ASSIGNMENT:
Which lines below contain the word "poèmes"? Copy each one.
+++++
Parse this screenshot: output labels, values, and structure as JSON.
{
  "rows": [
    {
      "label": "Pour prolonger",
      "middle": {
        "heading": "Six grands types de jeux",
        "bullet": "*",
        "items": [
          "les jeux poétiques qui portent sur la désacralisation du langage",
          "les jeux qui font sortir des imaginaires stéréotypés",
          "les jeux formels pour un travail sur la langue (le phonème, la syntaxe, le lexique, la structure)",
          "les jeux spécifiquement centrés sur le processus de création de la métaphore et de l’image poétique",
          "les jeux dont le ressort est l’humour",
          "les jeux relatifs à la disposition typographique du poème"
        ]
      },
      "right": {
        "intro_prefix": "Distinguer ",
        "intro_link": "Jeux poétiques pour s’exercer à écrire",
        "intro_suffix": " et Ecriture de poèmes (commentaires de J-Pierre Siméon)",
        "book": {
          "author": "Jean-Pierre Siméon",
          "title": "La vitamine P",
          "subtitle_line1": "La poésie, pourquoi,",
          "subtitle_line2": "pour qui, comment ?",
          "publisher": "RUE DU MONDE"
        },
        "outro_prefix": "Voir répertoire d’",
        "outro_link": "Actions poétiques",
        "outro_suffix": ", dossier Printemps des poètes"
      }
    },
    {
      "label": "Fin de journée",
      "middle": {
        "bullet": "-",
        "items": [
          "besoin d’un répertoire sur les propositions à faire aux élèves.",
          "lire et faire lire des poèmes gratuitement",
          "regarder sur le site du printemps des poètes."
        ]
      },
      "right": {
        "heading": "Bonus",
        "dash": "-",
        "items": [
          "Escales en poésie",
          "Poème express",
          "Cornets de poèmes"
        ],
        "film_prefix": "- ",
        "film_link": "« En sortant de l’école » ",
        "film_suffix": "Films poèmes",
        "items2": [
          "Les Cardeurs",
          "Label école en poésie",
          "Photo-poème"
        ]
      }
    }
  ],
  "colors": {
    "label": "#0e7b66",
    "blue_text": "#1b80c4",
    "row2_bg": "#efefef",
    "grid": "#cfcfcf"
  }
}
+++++
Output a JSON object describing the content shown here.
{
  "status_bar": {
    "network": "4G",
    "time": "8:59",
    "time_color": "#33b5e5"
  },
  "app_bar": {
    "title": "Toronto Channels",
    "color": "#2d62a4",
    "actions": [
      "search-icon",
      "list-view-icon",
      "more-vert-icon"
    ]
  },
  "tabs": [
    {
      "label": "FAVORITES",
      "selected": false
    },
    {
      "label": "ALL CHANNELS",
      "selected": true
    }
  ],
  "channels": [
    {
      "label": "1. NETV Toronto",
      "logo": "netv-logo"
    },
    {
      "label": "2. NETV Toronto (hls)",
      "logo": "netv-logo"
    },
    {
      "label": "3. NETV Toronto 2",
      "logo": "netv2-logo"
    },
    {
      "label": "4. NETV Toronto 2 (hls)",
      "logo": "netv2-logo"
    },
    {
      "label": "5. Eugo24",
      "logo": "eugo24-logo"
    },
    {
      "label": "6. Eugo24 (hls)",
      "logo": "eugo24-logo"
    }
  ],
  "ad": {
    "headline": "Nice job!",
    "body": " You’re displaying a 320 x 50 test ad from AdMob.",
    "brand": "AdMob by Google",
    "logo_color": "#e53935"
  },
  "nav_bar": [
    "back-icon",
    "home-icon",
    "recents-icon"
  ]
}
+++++
SOLUTION TO THE PROBLEM:
        "intro_suffix": " et Ecriture de poèmes (commentaires de J-Pierre Siméon)",
          "lire et faire lire des poèmes gratuitement",
          "Cornets de poèmes"
        "film_suffix": "Films poèmes",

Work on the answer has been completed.